The last five years have seen transformative acquisitions in the Web CMS vendor landscape. Oracle bought Stellent. Open Text acquired RedDot. Autonomy purchased Interwoven. Open Text bought Vignette. And most recently, Adobe acquired Day Software. In 2011, the acquisition fever will slow down as the remaining best-of-breed vendors focus on growth and differentiation in the next wave of Web CMS.
6) Multichannel publishing will drive a resurgence in structured content authoring
While newer authoring interfaces like in-context editing and drag+drop page creation have emerged as important tools for Web CMS users, the need for multichannel publishing will push users back towards more traditional, structured authoring interfaces. Publishing to multiple channels requires additional structure to ensure the right content is delivered to the right channel. Users will tag content for usage in specific channels, ranging from traditional long-form channels like the desktop web browser to short form channels like mobile devices and Twitter.

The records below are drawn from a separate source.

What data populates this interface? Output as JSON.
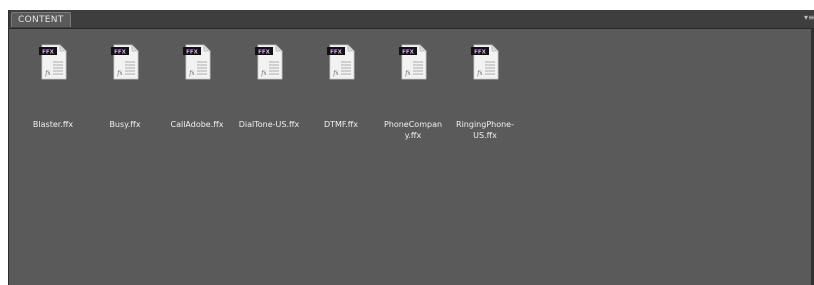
{
  "panel": {
    "tab_label": "CONTENT",
    "menu_icon": "panel-menu-icon"
  },
  "files": [
    {
      "name": "Blaster.ffx",
      "badge": "FFX",
      "glyph": "fx",
      "icon": "ffx-file-icon"
    },
    {
      "name": "Busy.ffx",
      "badge": "FFX",
      "glyph": "fx",
      "icon": "ffx-file-icon"
    },
    {
      "name": "CallAdobe.ffx",
      "badge": "FFX",
      "glyph": "fx",
      "icon": "ffx-file-icon"
    },
    {
      "name": "DialTone-US.ffx",
      "badge": "FFX",
      "glyph": "fx",
      "icon": "ffx-file-icon"
    },
    {
      "name": "DTMF.ffx",
      "badge": "FFX",
      "glyph": "fx",
      "icon": "ffx-file-icon"
    },
    {
      "name": "PhoneCompany.ffx",
      "display_lines": [
        "PhoneCompan",
        "y.ffx"
      ],
      "badge": "FFX",
      "glyph": "fx",
      "icon": "ffx-file-icon"
    },
    {
      "name": "RingingPhone-US.ffx",
      "display_lines": [
        "RingingPhone-",
        "US.ffx"
      ],
      "badge": "FFX",
      "glyph": "fx",
      "icon": "ffx-file-icon"
    }
  ],
  "colors": {
    "panel_bg": "#5a5a5a",
    "tabbar_bg": "#3e3e3e",
    "badge_bg": "#111111",
    "badge_text": "#d9a8ff",
    "file_text": "#f0f0f0"
  }
}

7) Platform will become less important in the Web CMS selection process
In the past, companies would have a strong preference for platform when selecting a Web CMS platform, typically Java or .NET in the enterprise. The platform requirement will become less of a decision point as the viral growth of Sharepoint created .NET expertise in even the most formidable Java strongholds like financial services and insurance. While some companies will still prefer a particular platform, it will become increasingly less important in 2011. Buyers will pick the products that best fit their business and technical requirements, regardless of platform.
8) Enterprise search is sexy again
Search and Web CMS have always enjoyed a symbiotic relationship, and the relationship will grow deeper in 2011. Enterprise search platforms provided by vendors like Microsoft, Endeca, and Autonomy do far more than just keyword searches. They power mission critical business processes like commerce and customer support, and play a significant role in the overall customer experience of a website. Search is an important part of a customer engagement strategy, and Web CMS vendors will use enterprise search platforms to provide new sets of capabilities focused on engagement and experience.
9) Social media will permeate the corporate website
The website of the future will be a seamless blend of corporate generated and user generated content. Social is no longer just a disconnected feature of a website, it’s a fundamental shift in how companies embrace customer relationships, transparency, and authenticity. In 2011, we’ll finally start to see companies and brands adopt the principals outlined by Jeremiah Owyang in his 2007 blog how on How to Evolve Your Irrelevant Corporate Website (http://www.web-strategist.com/blog/2007/05/29/web-strategy-how-to-evolve-your-irrelevant-corporate-website/).
10) Developers. Developers. Developers.
Web CMS vendors have spent the last few years catering to marketing departments and business users, addressing usability and innovating new ways to use Web CMS to run marketing campaigns. Web CMS vendors will place the same emphasis on transforming the developer experience, providing better tools, APIs, code samples, documentation, and more.
So those are my predictions for 2011. 2010 was a great year for Web CMS, and I think we’ll look back and identify 2010 as an inflection point in the market, driven by both the emergence of web engagement and the growth of new channels like mobile and social media. Please share your thoughts and predictions in the comments, or on Twitter using the hashtag #futurewcm.
About the Author
Tom Wentworth is an experienced, versatile, and passionate technology executive with over 15 years experience selling, marketing, and designing enterprise software. In his current role, Tom is the VP of Web Solutions for Ektron, where he’s responsible for corporate strategy.
For more about Ektron: http://www.ektron.com